====== Task inputs ======

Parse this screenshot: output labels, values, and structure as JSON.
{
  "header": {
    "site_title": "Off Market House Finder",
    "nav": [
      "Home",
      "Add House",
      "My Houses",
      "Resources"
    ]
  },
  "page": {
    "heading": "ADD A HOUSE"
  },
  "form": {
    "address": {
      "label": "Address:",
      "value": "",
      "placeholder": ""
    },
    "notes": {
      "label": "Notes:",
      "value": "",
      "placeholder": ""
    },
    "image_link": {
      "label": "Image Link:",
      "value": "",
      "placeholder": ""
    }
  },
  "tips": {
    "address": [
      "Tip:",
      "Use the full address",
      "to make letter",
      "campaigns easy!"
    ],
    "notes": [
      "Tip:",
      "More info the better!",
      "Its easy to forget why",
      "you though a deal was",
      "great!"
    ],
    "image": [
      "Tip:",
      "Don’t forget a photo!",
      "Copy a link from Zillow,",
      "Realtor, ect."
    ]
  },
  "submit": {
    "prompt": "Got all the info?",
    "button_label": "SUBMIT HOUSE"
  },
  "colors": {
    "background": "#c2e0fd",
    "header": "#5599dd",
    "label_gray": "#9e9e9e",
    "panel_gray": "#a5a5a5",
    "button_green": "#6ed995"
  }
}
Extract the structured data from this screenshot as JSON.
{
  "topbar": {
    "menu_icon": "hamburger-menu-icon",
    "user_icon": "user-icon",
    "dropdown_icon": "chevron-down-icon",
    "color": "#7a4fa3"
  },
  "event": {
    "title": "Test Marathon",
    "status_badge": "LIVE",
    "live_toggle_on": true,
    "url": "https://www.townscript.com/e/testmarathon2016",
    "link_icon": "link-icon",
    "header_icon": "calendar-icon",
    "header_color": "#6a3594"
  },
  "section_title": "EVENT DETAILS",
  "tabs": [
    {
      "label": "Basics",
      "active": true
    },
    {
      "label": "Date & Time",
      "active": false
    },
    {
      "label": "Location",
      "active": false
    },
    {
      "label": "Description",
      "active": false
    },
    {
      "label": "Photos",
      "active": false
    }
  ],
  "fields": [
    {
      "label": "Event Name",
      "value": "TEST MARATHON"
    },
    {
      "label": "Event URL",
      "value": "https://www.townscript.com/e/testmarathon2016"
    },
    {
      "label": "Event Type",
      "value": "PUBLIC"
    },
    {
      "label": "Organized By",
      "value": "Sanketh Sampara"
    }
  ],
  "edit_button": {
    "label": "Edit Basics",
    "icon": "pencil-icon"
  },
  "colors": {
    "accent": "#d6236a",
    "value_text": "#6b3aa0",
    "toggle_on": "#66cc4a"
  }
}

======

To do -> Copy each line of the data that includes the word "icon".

Answer section ->
    "menu_icon": "hamburger-menu-icon",
    "user_icon": "user-icon",
    "dropdown_icon": "chevron-down-icon",
    "link_icon": "link-icon",
    "header_icon": "calendar-icon",
    "icon": "pencil-icon"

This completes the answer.